* [REQUIRED ACTION]:
Would you set down all of the entries below exactly as they stand?

-=-=-

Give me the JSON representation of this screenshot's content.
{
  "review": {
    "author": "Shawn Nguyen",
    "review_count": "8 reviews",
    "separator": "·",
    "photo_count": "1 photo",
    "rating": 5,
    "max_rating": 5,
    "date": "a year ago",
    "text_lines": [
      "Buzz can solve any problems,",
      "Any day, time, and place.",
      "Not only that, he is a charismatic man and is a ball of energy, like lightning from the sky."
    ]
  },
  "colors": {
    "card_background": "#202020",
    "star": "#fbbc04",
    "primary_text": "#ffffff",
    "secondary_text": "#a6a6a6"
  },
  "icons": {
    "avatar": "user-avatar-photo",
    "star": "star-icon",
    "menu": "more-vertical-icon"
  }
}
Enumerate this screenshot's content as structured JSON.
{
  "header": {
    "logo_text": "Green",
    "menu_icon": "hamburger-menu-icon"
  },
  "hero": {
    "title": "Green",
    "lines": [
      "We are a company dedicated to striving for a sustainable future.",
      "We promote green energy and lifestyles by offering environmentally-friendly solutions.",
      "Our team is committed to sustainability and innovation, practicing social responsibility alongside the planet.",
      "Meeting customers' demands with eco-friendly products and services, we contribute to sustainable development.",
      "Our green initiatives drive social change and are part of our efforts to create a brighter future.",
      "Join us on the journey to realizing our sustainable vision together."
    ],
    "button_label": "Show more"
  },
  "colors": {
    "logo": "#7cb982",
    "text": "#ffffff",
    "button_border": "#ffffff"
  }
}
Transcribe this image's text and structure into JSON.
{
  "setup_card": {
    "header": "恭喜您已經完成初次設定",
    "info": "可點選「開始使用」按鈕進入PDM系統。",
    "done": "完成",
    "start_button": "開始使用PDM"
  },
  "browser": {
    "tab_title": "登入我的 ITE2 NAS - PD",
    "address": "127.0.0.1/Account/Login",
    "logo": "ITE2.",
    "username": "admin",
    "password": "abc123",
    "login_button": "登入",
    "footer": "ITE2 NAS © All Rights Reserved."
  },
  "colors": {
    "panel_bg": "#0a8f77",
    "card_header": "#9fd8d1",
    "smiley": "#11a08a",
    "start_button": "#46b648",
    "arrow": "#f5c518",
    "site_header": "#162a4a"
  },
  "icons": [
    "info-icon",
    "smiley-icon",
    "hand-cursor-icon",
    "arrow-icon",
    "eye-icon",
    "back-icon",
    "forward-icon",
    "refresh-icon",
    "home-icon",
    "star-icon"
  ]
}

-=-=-

* [RESULT]:
Give me the JSON representation of this screenshot's content.
{
  "review": {
    "author": "Shawn Nguyen",
    "review_count": "8 reviews",
    "separator": "·",
    "photo_count": "1 photo",
    "rating": 5,
    "max_rating": 5,
    "date": "a year ago",
    "text_lines": [
      "Buzz can solve any problems,",
      "Any day, time, and place.",
      "Not only that, he is a charismatic man and is a ball of energy, like lightning from the sky."
    ]
  },
  "colors": {
    "card_background": "#202020",
    "star": "#fbbc04",
    "primary_text": "#ffffff",
    "secondary_text": "#a6a6a6"
  },
  "icons": {
    "avatar": "user-avatar-photo",
    "star": "star-icon",
    "menu": "more-vertical-icon"
  }
}
Enumerate this screenshot's content as structured JSON.
{
  "header": {
    "logo_text": "Green",
    "menu_icon": "hamburger-menu-icon"
  },
  "hero": {
    "title": "Green",
    "lines": [
      "We are a company dedicated to striving for a sustainable future.",
      "We promote green energy and lifestyles by offering environmentally-friendly solutions.",
      "Our team is committed to sustainability and innovation, practicing social responsibility alongside the planet.",
      "Meeting customers' demands with eco-friendly products and services, we contribute to sustainable development.",
      "Our green initiatives drive social change and are part of our efforts to create a brighter future.",
      "Join us on the journey to realizing our sustainable vision together."
    ],
    "button_label": "Show more"
  },
  "colors": {
    "logo": "#7cb982",
    "text": "#ffffff",
    "button_border": "#ffffff"
  }
}
Transcribe this image's text and structure into JSON.
{
  "setup_card": {
    "header": "恭喜您已經完成初次設定",
    "info": "可點選「開始使用」按鈕進入PDM系統。",
    "done": "完成",
    "start_button": "開始使用PDM"
  },
  "browser": {
    "tab_title": "登入我的 ITE2 NAS - PD",
    "address": "127.0.0.1/Account/Login",
    "logo": "ITE2.",
    "username": "admin",
    "password": "abc123",
    "login_button": "登入",
    "footer": "ITE2 NAS © All Rights Reserved."
  },
  "colors": {
    "panel_bg": "#0a8f77",
    "card_header": "#9fd8d1",
    "smiley": "#11a08a",
    "start_button": "#46b648",
    "arrow": "#f5c518",
    "site_header": "#162a4a"
  },
  "icons": [
    "info-icon",
    "smiley-icon",
    "hand-cursor-icon",
    "arrow-icon",
    "eye-icon",
    "back-icon",
    "forward-icon",
    "refresh-icon",
    "home-icon",
    "star-icon"
  ]
}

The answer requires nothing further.